What to work on: Each line of data below must be printed exactly as written, with any pictures removed.

Dataset entries:
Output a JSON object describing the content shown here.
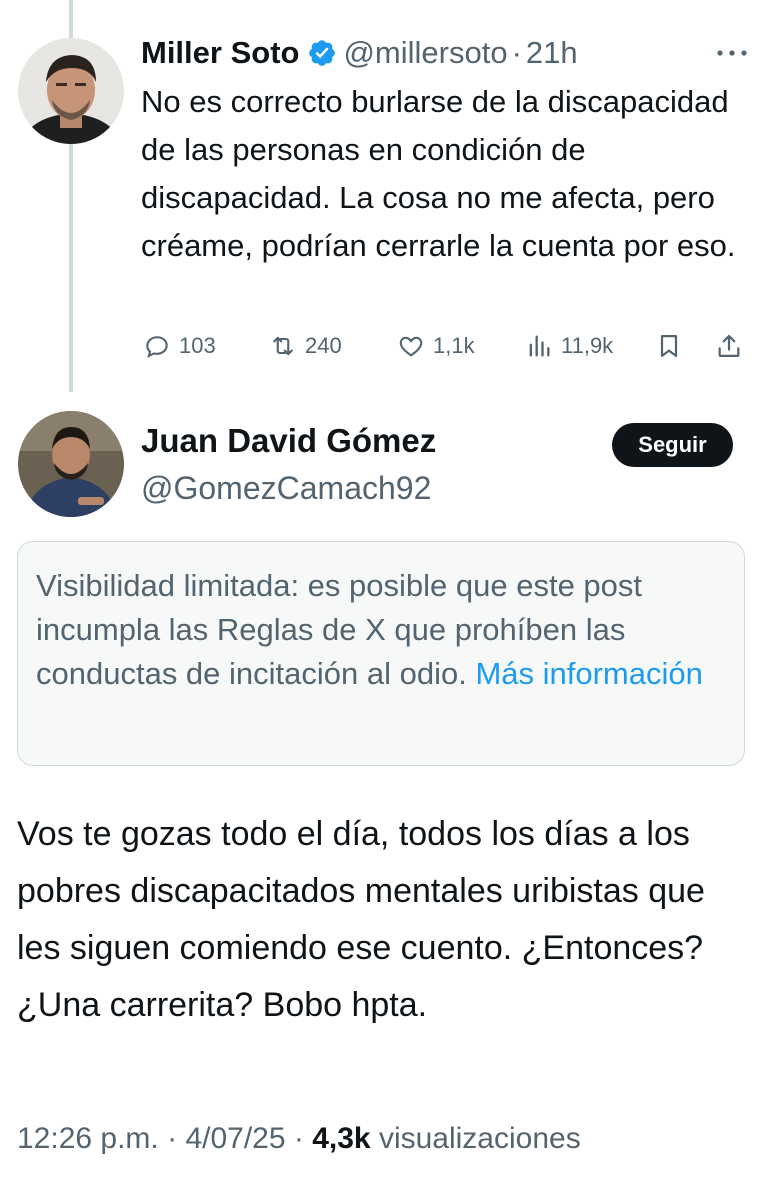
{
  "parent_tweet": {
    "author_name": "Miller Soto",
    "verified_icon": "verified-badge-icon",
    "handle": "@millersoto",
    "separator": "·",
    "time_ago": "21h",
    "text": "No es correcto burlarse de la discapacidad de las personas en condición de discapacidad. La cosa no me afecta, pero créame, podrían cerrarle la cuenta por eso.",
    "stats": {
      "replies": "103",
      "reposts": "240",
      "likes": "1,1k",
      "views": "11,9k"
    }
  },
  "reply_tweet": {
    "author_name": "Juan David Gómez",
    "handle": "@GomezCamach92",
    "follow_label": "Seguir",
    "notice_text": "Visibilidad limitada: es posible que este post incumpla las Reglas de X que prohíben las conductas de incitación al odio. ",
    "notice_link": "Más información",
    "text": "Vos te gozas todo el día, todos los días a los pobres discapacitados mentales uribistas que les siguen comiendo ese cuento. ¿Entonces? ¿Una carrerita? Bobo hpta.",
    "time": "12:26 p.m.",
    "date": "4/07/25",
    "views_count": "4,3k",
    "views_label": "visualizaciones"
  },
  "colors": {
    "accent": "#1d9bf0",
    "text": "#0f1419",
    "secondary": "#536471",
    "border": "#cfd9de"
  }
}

Result:
Output a JSON object describing the content shown here.
{
  "parent_tweet": {
    "author_name": "Miller Soto",
    "verified_icon": "verified-badge-icon",
    "handle": "@millersoto",
    "separator": "·",
    "time_ago": "21h",
    "text": "No es correcto burlarse de la discapacidad de las personas en condición de discapacidad. La cosa no me afecta, pero créame, podrían cerrarle la cuenta por eso.",
    "stats": {
      "replies": "103",
      "reposts": "240",
      "likes": "1,1k",
      "views": "11,9k"
    }
  },
  "reply_tweet": {
    "author_name": "Juan David Gómez",
    "handle": "@GomezCamach92",
    "follow_label": "Seguir",
    "notice_text": "Visibilidad limitada: es posible que este post incumpla las Reglas de X que prohíben las conductas de incitación al odio. ",
    "notice_link": "Más información",
    "text": "Vos te gozas todo el día, todos los días a los pobres discapacitados mentales uribistas que les siguen comiendo ese cuento. ¿Entonces? ¿Una carrerita? Bobo hpta.",
    "time": "12:26 p.m.",
    "date": "4/07/25",
    "views_count": "4,3k",
    "views_label": "visualizaciones"
  },
  "colors": {
    "accent": "#1d9bf0",
    "text": "#0f1419",
    "secondary": "#536471",
    "border": "#cfd9de"
  }
}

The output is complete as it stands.